Technological innovation has accelerated to the degree that our world is gradually seeing a melding of realities.
Conversations around virtual reality (VR), augmented reality and mixed reality as emerging technologies have been on the rise. According to Statista, it is estimated that the projected economic impact of VR and augmented reality technologies will be $15.6 billion by 2020.
Mixed reality is the convergence of the real world and virtual reality. The implications for entertainment are clear. When it comes to the communications field, thoughts immediately drift to immersive campaigns with advertisers preoccupied with conveying “immersive brand stories”. This usually leads to 360-degree videos of folks selling solar panels, for no other reason than the novelty of the technology in question.
However, the benefits go far beyond mere novelty.
Thanks to the Oculus, the HTC Vive and our smartphones, VR and AR are gateway technologies to a mixed-reality future. Anyone who has ever tried an HTC Vive and seen the swirling colours first-hand in 3D, or witnessed graphics jump off a cereal box through their phone, would agree that entertainment has definitely been taken care of.
VR takes you somewhere else … but blocks out the real world. There is far greater utility to AR as it adds a layer of digital engagement and augmentation to the physical world, but is restricted to the 2D plane of a screen, with your mobile device being the door to an enriched world.
Mixed reality is the penultimate goal. It removes the 2D augmentation plane of AR and the real-world blindness of VR. MR is the future that Google Glass envisioned, and what Microsoft HoloLens is pushing forward with its newly launched development kit.
However, utility and mass adoption are blocked by two elements at this stage: the first is sheer bulk. No one wants to run around with a giant facial halo strapped to their head, swiping away at imaginary objects.
The second is the cost of usage. This does not just refer to the price point for entry into a MR world, but also the short battery life and travel limitations. Again, no one wants to walks around with an electrical umbilical cord dangling from their head as they push around a massive generator to power their experience.
What does the future hold? A hassle-free engagement through better battery technologies, like those emerging out of Asia, and faster self-charging times will accelerate MR adoption and development. As will smaller, more reality-integrated technology.
Devices like the Vive, Oculus and HoloLens will appear in informatics the same way old-school mobile phones from the 1990s did, comparing their size and appearance to slimmer, sleeker technology with everyday wear in mind.

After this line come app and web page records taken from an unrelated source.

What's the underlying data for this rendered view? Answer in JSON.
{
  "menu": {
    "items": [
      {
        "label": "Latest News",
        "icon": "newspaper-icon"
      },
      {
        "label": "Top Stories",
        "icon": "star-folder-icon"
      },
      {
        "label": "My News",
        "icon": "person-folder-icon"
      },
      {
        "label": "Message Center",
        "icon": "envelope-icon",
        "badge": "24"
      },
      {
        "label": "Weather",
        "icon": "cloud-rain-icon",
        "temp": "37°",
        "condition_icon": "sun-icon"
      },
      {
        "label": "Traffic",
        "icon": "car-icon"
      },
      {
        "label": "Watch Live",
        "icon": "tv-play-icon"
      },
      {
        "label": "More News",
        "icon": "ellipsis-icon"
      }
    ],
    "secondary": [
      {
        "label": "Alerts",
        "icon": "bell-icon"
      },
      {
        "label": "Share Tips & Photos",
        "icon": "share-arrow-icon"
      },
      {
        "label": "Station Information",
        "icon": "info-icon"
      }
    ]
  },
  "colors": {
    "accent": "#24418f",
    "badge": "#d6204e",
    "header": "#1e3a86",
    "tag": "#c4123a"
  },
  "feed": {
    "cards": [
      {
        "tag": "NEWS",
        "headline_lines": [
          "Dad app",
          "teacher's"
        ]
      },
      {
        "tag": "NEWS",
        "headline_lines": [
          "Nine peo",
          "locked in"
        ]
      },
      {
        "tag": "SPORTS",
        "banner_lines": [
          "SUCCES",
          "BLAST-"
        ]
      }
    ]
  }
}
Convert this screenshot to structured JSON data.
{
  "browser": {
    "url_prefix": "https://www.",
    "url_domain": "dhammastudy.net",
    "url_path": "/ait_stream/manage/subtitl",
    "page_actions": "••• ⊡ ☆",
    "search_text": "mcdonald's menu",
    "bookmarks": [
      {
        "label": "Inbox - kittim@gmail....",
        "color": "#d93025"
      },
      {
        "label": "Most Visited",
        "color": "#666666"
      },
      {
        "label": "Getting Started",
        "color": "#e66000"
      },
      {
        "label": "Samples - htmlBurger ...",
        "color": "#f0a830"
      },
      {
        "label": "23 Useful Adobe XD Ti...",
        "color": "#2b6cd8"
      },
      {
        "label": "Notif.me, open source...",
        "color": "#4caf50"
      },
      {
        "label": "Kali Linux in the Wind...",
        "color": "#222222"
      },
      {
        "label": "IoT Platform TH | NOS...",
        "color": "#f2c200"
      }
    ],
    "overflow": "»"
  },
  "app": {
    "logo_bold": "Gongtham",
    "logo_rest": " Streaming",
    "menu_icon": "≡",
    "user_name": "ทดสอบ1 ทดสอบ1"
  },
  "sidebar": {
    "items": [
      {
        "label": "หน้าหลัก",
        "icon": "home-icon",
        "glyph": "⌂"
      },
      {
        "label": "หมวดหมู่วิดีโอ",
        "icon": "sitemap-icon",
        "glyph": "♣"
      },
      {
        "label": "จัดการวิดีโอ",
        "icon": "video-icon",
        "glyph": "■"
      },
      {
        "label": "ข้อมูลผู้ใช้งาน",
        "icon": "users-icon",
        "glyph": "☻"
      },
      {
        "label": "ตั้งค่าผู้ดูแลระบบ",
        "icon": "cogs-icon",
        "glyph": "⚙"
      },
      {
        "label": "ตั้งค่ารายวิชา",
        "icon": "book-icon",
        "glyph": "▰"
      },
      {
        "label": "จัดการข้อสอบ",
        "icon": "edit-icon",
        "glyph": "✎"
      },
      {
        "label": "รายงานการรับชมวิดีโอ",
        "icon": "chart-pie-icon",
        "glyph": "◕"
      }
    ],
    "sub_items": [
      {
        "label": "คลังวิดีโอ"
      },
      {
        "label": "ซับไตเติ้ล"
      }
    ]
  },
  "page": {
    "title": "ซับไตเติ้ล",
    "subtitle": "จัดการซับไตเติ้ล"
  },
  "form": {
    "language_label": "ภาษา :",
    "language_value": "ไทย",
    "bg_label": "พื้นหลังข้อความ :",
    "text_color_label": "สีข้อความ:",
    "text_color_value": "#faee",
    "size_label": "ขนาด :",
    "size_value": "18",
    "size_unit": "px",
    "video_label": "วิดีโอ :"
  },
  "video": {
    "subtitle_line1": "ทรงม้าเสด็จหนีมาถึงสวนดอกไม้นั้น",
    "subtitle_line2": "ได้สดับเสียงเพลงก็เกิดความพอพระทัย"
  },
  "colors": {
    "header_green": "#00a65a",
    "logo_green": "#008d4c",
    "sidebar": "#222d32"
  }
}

We can also expect a convergence of technologies, such as the physical web, mixed reality and AI, where each will play a role in the world, creating a connected, intuitive, screenless layer of interactive augmentation.
The coming years will see everything and anything connected, and functioning as a screen before us. Every surface will be our workspace. What does all this mean for communications? Hyper-personalisation, in which news preferences and location-based services are personalised from historical data and integrated AI, will make it harder for messages to break through our traditional media bubble and achieve organic traction.
The more information we control, the less we will see things that we do not want to see. As a communicator, how do you adapt to that world — and more importantly, to the changes that are already happening?
We are so reliant on the ever-flowing market research that is freely available social data. But what do we do when that public sharing moves to private sharing, such as ephemeral Instagram stories and Snapchat? Conversations will essentially go dark and ephemeral.
Will the new technology force consumers to forego real-world interaction, much like the unprecedented and short-lived Pokémon Go phenomenon? Or will the fact that it’s merely another layer free us up to engage in the real world, instead of burying our heads in yet another screen. I assume the latter, but only time will tell. It may sound like something out of a science fiction novel, and as exciting or as scary as the implications are, the future is right here on our doorstep. One day, our kids will wonder aloud about how we used to connect without a lens and we will find ourselves fondly reminiscing about screens.
The writer is Regional Director and Global Innovation Lead, Social & Innovation, FleishmanHillard M.E.